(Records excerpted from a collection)
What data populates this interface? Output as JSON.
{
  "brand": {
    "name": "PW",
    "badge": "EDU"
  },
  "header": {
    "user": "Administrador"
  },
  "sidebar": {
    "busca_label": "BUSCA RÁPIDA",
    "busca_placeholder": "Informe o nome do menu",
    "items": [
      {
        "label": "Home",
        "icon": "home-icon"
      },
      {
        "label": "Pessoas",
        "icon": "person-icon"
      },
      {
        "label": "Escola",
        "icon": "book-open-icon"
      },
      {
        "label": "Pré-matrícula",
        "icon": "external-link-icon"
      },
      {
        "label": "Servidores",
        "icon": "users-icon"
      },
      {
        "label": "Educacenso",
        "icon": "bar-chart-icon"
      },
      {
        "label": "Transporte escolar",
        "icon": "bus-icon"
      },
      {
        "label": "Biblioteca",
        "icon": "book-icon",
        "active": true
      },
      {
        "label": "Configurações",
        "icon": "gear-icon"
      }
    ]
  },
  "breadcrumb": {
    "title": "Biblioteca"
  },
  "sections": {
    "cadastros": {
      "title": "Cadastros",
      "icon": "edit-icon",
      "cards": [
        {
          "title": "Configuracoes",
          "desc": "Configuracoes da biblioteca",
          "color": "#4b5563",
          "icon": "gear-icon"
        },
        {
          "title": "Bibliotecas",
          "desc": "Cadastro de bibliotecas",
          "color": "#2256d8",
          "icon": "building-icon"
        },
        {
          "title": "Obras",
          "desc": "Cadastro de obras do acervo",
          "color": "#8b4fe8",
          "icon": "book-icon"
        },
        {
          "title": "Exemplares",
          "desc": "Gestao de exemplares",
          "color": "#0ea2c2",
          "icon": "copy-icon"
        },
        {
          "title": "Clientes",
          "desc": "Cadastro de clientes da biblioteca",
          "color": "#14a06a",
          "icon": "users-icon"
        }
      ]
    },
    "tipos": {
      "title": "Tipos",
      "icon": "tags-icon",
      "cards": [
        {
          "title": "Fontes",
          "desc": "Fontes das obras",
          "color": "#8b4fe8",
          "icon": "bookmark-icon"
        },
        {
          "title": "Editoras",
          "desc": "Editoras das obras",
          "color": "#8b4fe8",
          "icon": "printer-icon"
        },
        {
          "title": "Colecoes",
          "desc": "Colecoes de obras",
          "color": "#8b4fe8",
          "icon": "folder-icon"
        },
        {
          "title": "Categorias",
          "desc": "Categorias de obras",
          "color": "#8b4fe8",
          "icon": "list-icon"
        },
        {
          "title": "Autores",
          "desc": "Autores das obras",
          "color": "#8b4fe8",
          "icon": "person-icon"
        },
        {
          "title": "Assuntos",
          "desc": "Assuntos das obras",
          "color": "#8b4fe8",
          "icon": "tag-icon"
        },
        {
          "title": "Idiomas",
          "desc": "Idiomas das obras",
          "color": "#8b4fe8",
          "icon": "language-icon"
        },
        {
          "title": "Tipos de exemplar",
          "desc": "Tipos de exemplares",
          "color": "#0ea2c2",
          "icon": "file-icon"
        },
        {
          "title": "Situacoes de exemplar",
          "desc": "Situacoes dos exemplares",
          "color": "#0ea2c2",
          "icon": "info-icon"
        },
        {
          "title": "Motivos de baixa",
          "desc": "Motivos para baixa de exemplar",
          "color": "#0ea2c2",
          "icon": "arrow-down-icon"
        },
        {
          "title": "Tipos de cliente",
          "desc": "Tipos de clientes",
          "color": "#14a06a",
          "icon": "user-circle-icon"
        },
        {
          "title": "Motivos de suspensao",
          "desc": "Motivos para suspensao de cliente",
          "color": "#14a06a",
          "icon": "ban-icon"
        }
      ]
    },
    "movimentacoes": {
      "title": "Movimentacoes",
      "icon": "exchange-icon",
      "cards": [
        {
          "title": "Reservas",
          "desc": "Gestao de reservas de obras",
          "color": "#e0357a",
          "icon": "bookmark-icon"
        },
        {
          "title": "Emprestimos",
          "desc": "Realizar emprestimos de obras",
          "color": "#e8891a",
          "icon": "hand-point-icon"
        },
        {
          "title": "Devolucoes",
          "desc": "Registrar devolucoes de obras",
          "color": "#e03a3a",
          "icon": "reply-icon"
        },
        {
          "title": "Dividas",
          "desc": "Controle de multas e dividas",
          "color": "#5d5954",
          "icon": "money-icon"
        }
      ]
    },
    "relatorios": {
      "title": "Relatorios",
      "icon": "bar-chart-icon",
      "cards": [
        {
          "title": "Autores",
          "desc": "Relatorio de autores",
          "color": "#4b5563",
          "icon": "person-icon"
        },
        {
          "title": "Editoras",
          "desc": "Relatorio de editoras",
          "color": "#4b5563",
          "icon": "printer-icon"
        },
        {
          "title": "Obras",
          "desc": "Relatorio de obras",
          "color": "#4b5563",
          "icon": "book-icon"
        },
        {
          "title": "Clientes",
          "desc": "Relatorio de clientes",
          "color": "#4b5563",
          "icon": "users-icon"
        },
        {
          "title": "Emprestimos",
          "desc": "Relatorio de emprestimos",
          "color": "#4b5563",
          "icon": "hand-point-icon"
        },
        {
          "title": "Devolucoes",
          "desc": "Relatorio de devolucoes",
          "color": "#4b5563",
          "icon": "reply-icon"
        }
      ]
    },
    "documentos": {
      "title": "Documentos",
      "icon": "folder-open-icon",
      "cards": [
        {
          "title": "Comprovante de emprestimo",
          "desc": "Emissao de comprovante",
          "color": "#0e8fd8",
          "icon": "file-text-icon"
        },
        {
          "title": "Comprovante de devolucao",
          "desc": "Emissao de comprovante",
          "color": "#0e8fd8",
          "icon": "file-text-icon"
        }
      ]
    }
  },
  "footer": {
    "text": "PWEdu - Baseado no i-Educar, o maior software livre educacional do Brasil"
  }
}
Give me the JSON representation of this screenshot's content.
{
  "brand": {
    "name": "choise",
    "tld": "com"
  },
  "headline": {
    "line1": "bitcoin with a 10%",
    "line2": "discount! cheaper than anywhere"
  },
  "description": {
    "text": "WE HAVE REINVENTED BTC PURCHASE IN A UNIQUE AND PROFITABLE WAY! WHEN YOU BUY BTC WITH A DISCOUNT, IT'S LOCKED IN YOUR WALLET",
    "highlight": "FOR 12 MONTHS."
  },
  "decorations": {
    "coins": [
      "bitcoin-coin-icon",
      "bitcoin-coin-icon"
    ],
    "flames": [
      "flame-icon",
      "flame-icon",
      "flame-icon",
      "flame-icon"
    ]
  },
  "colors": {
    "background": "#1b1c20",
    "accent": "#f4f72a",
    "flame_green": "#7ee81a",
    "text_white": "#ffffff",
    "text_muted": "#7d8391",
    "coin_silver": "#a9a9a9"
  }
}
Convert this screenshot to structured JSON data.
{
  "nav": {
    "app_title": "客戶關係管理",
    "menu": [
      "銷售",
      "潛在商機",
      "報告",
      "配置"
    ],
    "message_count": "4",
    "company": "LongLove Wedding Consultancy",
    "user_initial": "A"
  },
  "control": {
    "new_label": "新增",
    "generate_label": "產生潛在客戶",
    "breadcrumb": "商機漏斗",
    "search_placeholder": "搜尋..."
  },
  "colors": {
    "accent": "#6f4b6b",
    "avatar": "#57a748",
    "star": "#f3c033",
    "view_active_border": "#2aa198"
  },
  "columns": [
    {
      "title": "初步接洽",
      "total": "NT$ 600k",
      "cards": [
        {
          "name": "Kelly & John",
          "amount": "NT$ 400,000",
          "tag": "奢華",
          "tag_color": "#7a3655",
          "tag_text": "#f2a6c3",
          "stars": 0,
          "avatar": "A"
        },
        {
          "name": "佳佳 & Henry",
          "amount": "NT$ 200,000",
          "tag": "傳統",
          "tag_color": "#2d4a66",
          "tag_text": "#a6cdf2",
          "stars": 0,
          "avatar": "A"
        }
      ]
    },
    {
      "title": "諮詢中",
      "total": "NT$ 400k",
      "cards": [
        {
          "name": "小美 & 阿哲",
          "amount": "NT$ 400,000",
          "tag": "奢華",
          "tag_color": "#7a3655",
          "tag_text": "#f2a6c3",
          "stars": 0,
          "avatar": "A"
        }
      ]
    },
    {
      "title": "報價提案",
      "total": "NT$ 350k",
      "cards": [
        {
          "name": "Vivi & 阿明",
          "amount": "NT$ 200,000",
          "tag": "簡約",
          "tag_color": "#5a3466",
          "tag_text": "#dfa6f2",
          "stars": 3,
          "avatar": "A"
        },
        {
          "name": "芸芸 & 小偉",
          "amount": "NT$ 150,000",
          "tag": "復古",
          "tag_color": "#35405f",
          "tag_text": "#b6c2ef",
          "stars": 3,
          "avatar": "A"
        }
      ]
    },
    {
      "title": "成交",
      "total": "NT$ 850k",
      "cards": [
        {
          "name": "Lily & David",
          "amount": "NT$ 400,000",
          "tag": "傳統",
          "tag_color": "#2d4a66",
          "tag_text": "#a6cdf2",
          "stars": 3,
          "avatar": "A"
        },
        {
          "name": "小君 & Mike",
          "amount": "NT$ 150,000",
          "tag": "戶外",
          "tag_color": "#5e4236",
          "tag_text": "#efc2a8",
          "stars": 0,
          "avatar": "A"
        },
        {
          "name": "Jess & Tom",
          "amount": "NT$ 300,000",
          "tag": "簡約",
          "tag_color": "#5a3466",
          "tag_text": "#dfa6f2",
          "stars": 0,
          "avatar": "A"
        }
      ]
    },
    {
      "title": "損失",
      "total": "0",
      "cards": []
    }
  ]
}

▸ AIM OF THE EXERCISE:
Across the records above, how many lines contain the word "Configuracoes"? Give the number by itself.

▸ SOLUTION TO THIS EXERCISE:
2